● ACTION ITEM: What is the number of lines in the entries below that include the word "verified"? Provide the number only.

● RECORDS SHOWN:
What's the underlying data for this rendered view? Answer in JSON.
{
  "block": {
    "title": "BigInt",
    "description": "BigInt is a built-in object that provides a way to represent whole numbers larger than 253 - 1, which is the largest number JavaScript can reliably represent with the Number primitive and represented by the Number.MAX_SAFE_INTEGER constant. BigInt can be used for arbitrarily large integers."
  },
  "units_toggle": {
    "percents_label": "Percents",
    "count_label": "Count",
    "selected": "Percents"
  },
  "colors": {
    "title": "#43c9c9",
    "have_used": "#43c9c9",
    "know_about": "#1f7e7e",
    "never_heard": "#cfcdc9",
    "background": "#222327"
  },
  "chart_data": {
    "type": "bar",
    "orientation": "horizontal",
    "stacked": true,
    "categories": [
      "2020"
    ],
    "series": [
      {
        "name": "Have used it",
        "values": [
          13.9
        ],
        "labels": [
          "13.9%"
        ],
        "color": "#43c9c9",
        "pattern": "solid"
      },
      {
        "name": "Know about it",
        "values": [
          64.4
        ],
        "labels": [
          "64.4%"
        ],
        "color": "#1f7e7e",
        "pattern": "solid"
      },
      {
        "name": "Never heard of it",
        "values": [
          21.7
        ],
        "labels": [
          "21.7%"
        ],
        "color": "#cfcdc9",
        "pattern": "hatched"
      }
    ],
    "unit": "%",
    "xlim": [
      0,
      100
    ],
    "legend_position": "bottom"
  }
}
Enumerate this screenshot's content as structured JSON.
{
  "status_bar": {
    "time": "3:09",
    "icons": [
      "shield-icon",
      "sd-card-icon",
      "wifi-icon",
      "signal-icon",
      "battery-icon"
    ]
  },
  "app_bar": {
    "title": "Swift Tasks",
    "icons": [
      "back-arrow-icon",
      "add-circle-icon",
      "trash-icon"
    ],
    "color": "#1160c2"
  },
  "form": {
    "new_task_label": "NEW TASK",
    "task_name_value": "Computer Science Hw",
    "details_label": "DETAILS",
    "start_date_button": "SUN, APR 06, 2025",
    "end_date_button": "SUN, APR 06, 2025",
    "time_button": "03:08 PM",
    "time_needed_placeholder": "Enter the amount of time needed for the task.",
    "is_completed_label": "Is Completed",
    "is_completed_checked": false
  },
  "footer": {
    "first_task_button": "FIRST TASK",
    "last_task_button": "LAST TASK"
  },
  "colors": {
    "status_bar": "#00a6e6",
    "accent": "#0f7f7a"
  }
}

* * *

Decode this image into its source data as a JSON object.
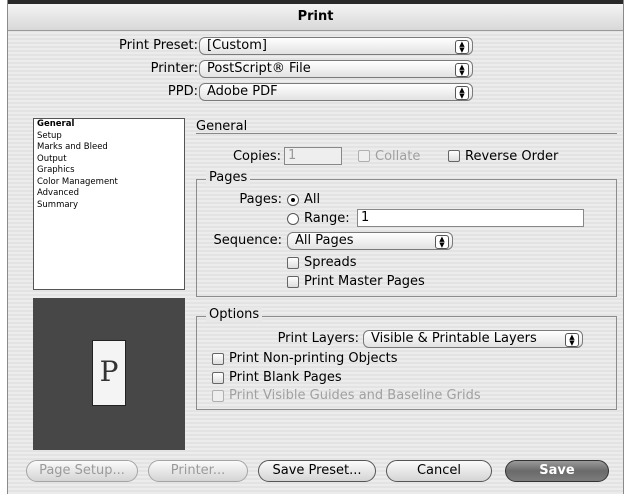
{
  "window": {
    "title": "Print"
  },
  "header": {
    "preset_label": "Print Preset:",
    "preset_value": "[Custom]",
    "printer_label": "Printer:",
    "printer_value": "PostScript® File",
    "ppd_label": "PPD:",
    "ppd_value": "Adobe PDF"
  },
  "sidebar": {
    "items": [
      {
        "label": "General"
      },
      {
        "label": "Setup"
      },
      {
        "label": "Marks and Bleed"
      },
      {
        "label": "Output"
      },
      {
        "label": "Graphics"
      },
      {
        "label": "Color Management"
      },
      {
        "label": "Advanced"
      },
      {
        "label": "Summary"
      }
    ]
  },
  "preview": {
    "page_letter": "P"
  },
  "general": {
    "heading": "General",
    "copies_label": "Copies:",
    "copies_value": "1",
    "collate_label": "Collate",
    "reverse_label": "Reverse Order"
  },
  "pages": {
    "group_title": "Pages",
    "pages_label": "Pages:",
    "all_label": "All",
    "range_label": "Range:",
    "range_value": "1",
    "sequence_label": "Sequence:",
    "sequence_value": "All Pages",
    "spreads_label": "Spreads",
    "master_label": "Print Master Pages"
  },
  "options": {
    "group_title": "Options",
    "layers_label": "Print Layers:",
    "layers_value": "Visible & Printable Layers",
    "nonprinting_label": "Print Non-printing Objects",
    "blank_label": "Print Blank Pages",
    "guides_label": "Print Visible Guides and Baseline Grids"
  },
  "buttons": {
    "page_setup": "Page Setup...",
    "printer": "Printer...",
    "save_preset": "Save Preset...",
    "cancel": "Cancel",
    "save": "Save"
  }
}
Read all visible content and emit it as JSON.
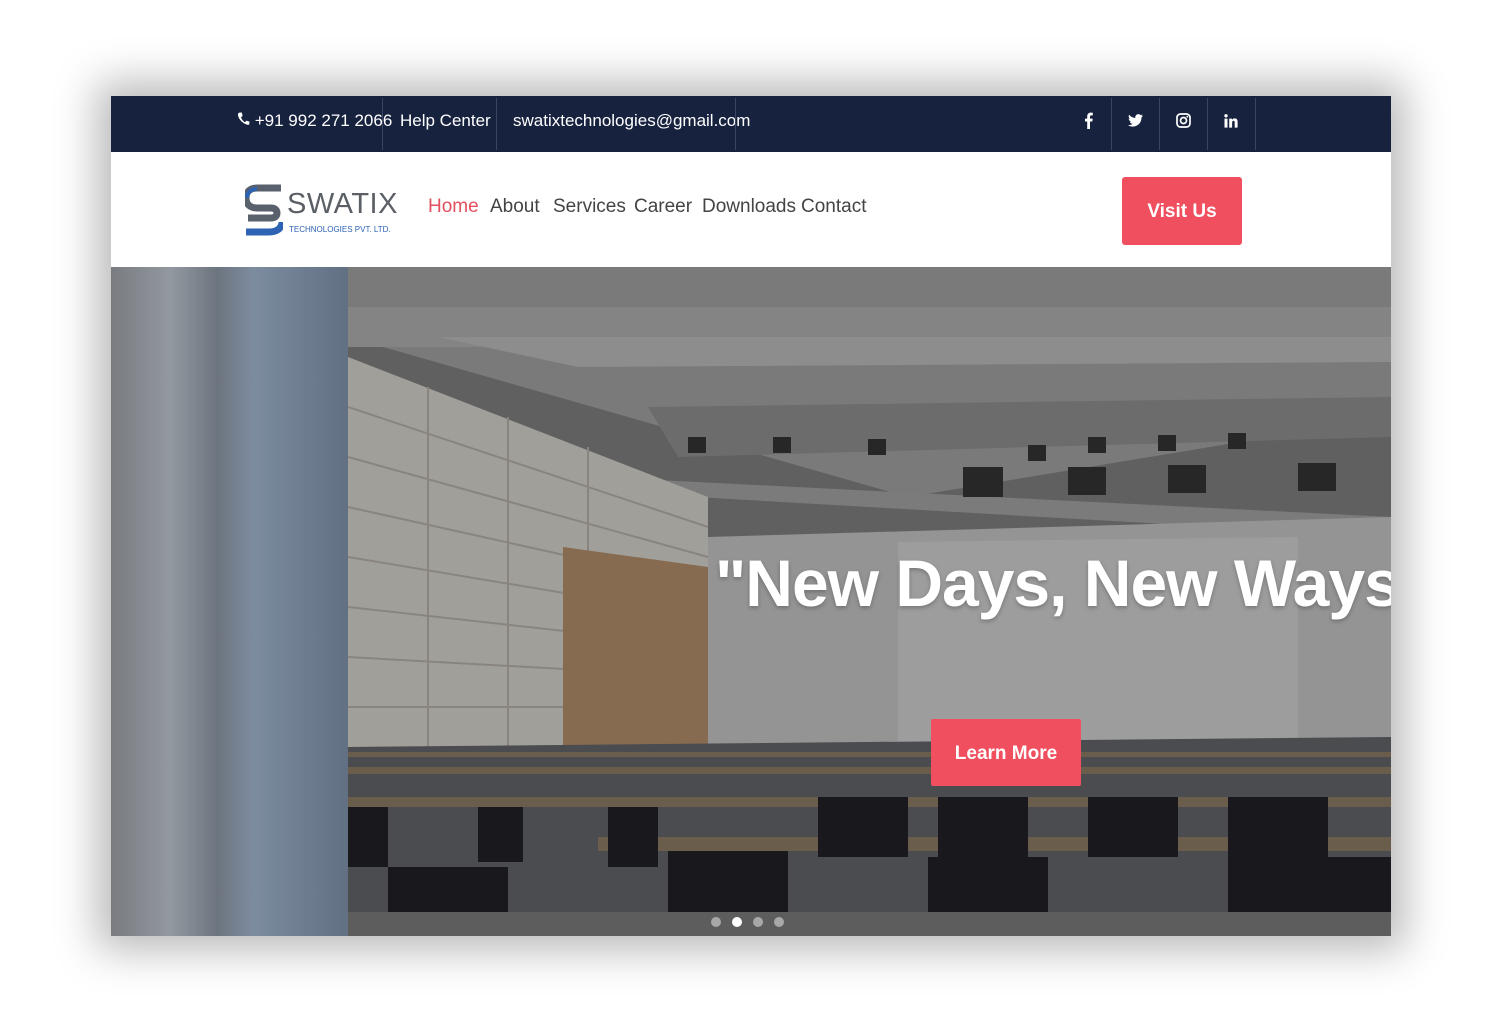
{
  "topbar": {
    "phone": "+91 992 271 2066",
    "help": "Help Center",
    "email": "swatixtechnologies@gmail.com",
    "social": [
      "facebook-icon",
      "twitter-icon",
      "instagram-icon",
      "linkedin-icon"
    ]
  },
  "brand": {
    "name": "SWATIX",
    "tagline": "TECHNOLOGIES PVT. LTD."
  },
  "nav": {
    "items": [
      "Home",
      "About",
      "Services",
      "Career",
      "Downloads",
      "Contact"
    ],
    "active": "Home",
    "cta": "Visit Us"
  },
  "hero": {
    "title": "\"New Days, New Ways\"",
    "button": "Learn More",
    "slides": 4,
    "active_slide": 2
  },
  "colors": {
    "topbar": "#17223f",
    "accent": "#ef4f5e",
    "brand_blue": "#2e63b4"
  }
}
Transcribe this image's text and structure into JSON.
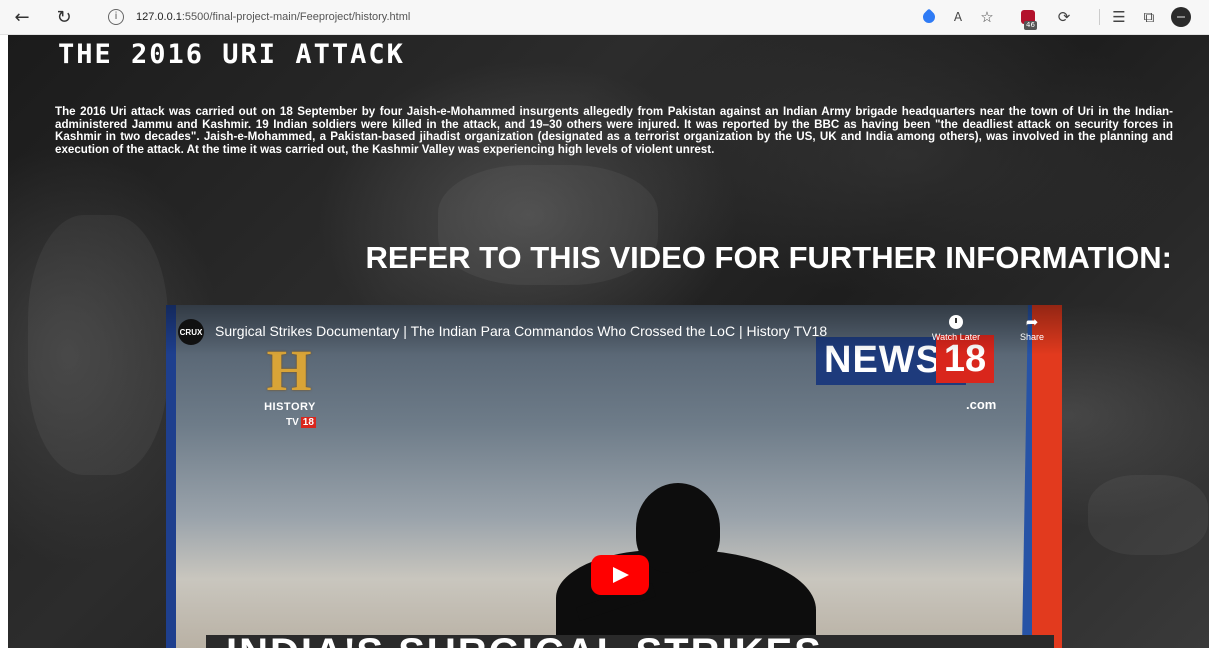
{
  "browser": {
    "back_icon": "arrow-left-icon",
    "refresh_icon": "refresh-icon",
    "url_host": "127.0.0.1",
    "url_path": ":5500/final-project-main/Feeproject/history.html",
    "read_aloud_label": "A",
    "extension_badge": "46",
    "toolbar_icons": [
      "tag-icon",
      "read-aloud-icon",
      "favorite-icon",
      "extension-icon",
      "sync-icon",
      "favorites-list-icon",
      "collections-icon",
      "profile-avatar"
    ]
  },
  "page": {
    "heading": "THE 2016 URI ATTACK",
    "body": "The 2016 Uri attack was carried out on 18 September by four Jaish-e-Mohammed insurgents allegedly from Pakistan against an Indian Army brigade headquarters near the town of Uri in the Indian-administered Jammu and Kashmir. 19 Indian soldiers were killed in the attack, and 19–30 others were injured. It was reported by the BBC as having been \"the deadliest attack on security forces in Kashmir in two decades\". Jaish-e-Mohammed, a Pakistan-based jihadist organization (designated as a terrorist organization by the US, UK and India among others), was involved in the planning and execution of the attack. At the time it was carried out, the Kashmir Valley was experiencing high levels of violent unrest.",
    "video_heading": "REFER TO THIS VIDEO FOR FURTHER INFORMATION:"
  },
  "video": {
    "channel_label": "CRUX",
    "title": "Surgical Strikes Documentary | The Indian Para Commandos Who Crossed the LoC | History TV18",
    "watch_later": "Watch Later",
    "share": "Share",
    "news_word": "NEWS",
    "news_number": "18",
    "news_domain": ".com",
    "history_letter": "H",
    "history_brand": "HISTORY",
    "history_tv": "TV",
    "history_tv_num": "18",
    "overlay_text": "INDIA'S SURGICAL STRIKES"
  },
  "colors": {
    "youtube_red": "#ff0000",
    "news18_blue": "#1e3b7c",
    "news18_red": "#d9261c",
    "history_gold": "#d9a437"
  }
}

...

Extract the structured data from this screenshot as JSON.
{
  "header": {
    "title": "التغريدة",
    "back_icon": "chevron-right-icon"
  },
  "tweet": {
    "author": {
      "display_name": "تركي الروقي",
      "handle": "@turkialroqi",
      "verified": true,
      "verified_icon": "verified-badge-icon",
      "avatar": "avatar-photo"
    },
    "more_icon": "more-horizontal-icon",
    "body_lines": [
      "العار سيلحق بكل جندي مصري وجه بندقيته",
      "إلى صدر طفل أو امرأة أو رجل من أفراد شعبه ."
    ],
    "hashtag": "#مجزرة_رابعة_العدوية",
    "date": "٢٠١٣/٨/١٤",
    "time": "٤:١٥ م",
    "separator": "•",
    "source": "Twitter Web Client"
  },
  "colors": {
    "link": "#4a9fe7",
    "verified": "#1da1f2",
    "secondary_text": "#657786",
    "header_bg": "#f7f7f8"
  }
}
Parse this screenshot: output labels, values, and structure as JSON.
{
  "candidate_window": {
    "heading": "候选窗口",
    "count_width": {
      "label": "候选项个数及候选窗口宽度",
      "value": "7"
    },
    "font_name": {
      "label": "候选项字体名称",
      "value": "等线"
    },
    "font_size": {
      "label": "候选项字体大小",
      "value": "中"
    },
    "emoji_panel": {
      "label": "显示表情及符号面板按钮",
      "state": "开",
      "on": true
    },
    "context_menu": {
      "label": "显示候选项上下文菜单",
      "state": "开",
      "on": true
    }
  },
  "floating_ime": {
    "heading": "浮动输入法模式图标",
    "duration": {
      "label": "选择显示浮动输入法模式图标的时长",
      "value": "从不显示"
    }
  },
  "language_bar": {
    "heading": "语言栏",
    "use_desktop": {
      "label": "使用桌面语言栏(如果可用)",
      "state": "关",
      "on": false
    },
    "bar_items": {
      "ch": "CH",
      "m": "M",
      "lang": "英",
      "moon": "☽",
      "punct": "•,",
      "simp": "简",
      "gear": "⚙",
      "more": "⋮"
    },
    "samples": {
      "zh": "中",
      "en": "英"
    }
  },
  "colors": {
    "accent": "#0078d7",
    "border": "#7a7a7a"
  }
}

● YOUR RESPONSE: 3